3 The procedure
3.1 Radiofrequency treatment for haemorrhoids is usually done under local anaesthetic, with or without sedation. A lubricated proctoscope is inserted into the anus to allow good visualisation of the anal canal and to expose the haemorrhoids. Local anaesthetic is injected into tissue surrounding the haemorrhoid. Details of the procedure vary according to the specific device being used. A specially designed probe connected to a radiofrequency generator is inserted into the haemorrhoid, or a ball electrode is rolled over the surface of the haemorrhoid. The tissue within the haemorrhoid heats up and the haemorrhoid shrinks. The haemorrhoids may be treated in several sessions, each taking up to 20 minutes.

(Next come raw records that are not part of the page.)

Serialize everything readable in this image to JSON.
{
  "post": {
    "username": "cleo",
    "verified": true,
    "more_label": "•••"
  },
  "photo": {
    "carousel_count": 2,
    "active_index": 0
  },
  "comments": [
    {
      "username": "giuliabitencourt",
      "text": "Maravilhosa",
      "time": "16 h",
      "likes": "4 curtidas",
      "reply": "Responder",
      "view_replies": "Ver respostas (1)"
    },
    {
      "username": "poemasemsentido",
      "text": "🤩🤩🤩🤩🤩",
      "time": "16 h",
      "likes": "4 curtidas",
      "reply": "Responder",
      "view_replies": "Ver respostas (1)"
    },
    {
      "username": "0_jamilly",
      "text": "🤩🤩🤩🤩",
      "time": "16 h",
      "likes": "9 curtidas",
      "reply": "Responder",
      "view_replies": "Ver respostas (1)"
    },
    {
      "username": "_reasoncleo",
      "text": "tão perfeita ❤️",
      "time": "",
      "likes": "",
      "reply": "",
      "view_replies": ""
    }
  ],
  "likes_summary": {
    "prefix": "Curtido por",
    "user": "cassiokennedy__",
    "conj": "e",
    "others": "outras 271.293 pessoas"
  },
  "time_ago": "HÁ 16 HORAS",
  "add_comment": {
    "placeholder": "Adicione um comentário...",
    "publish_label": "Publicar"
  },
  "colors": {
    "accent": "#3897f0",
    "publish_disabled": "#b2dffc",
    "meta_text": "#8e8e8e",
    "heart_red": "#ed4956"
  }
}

3.2 Radiofrequency treatment for haemorrhoids is claimed to be faster and less painful than other treatment methods, with a shorter recovery time.